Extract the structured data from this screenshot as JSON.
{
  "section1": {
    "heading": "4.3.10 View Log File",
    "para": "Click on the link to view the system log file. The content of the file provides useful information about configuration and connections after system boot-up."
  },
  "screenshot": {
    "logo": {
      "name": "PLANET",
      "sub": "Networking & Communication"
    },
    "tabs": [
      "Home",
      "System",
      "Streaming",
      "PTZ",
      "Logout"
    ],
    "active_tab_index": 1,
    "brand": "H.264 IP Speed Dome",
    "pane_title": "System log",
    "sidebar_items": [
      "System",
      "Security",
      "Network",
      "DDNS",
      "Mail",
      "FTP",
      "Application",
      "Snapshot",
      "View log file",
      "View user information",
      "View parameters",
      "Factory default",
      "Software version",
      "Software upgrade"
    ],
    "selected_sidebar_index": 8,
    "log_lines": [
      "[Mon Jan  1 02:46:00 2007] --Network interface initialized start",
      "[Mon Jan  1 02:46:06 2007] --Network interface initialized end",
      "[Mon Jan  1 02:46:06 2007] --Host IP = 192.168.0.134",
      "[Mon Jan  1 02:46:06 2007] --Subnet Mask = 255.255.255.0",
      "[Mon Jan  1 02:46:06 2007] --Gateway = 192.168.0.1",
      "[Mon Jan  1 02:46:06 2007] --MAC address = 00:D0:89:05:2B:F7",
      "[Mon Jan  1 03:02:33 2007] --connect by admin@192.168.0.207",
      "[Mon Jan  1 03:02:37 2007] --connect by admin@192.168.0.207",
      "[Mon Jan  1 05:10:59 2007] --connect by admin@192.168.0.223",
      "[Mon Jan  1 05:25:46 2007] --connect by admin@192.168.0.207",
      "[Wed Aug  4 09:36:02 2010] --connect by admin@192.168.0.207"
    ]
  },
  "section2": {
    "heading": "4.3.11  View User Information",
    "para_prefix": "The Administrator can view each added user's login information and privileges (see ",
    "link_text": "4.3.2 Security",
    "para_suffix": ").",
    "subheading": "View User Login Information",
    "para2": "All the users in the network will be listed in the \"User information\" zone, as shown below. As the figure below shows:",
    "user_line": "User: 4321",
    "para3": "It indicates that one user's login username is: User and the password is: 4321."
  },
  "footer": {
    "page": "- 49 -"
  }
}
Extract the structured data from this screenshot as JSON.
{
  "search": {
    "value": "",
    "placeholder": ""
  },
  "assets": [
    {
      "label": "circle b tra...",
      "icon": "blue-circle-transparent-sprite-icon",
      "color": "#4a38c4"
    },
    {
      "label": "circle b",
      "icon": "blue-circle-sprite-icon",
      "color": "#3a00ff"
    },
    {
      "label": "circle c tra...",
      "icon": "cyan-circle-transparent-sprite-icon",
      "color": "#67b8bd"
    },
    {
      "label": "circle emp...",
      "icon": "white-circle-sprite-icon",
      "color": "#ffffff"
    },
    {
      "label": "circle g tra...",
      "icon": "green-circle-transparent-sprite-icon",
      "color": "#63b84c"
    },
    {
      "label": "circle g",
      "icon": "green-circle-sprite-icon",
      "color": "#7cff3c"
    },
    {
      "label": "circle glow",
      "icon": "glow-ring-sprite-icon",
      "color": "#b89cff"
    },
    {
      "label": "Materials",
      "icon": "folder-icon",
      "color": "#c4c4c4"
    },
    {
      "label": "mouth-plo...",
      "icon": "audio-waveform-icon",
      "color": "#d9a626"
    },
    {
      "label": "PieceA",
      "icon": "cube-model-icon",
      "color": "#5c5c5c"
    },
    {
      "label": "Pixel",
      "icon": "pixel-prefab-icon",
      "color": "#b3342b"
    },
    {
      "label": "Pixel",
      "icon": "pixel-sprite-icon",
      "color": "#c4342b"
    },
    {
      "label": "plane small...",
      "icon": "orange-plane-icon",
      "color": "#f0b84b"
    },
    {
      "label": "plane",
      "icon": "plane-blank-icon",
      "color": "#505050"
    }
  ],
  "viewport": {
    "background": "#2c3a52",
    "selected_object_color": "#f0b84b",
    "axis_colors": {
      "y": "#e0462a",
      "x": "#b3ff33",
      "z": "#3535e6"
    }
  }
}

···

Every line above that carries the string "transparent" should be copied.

## ANSWER SECTION:
      "icon": "blue-circle-transparent-sprite-icon",
      "icon": "cyan-circle-transparent-sprite-icon",
      "icon": "green-circle-transparent-sprite-icon",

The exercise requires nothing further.